▸ REQUIRED WORK: The answer must consist of each line below that contains the word "Acceleration", copied in full.

Data records for software interfaces:

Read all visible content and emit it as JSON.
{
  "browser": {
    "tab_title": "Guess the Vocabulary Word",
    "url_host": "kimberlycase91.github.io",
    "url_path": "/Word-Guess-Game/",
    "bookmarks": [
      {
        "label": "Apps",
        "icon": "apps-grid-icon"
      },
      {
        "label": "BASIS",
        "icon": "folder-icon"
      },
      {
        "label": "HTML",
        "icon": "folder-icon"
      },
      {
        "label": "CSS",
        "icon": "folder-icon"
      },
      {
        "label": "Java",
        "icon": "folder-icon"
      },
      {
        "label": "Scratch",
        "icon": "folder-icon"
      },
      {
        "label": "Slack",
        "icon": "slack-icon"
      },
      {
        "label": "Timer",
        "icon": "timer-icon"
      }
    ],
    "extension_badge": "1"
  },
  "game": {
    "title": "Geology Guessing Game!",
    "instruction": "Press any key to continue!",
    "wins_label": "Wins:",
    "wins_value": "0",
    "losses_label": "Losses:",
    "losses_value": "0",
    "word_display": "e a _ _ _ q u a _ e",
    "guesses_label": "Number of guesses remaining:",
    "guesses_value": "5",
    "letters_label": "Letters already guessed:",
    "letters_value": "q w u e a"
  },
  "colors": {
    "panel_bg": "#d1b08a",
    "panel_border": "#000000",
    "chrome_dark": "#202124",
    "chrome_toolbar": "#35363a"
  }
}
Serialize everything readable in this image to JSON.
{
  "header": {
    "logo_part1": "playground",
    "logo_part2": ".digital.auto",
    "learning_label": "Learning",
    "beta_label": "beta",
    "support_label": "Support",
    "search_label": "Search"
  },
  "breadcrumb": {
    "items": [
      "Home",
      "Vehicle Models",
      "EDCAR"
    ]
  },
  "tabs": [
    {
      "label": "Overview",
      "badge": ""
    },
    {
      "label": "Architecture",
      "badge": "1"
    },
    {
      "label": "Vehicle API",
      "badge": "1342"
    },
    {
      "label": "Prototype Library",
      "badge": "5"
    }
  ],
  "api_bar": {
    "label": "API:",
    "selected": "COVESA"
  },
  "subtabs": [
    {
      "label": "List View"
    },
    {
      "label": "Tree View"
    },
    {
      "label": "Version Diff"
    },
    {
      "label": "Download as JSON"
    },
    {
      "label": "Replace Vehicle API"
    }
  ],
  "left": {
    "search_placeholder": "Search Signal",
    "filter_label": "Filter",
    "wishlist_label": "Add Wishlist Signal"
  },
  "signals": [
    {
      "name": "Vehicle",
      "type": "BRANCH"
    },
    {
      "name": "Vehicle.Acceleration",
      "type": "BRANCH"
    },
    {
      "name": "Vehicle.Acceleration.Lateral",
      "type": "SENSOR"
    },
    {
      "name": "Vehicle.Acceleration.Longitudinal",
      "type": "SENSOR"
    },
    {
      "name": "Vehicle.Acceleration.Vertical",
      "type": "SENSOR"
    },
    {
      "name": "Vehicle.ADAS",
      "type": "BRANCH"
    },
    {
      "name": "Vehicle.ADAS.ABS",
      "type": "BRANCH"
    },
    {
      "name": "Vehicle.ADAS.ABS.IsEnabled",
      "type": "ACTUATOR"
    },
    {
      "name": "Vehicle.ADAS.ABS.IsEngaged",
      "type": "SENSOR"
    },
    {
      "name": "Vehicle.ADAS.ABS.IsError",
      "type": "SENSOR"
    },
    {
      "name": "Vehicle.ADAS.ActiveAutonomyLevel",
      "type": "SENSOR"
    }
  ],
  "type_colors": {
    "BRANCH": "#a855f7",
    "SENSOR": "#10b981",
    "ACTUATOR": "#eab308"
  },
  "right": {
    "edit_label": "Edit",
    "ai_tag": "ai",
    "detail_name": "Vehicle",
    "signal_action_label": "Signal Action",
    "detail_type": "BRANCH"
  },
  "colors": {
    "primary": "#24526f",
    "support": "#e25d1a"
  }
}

▸ EXERCISE RESULT:
      "name": "Vehicle.Acceleration",
      "name": "Vehicle.Acceleration.Lateral",
      "name": "Vehicle.Acceleration.Longitudinal",
      "name": "Vehicle.Acceleration.Vertical",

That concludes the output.